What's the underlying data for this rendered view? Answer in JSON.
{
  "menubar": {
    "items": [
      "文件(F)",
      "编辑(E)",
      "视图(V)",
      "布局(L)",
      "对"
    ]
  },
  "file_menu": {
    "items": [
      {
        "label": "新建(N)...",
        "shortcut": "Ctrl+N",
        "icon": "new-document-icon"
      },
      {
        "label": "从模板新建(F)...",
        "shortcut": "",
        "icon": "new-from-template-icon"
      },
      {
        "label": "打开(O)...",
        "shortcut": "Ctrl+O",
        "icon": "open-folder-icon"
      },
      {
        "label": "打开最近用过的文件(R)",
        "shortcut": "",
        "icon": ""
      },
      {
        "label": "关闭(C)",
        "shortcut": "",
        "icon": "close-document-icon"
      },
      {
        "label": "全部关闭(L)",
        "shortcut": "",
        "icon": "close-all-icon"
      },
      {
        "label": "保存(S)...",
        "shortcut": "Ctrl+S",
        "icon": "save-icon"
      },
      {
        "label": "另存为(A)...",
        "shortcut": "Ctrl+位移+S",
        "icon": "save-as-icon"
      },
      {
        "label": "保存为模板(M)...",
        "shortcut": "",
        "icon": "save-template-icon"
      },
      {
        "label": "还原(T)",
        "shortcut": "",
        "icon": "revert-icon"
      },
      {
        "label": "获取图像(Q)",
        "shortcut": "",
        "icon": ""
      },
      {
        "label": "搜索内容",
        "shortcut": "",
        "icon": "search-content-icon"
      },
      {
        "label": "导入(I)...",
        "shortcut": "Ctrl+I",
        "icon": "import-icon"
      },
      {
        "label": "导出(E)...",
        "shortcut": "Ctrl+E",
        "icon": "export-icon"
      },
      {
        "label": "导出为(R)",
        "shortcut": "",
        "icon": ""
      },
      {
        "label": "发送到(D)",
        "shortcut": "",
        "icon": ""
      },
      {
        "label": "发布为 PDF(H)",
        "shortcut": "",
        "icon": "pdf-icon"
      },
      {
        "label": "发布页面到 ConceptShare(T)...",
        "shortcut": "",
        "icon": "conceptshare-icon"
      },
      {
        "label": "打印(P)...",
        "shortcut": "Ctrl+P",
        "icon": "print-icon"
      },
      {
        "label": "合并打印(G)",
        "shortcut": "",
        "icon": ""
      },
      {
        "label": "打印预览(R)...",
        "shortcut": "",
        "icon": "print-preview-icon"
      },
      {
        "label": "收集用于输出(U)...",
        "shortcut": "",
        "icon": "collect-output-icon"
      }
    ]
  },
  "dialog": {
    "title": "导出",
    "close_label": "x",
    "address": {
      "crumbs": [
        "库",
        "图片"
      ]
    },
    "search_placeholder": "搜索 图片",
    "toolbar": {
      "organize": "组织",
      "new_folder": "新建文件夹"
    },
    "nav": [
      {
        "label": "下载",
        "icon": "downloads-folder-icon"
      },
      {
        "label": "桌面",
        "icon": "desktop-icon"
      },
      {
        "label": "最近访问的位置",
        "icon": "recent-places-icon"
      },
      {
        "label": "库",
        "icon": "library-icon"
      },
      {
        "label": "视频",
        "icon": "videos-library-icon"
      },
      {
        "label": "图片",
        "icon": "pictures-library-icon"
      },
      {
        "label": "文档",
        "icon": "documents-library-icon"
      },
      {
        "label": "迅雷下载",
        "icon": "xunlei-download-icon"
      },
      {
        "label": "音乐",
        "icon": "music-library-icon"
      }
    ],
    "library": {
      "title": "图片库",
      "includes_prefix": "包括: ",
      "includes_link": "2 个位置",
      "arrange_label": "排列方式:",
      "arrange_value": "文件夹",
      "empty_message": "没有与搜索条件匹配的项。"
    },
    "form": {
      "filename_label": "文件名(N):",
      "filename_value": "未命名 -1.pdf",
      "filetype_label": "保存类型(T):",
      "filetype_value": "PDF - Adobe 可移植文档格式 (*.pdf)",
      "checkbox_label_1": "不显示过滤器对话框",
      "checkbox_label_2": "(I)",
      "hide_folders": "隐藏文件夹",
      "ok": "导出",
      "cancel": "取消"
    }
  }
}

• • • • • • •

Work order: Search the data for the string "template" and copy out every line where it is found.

Task result:
        "icon": "new-from-template-icon"
        "icon": "save-template-icon"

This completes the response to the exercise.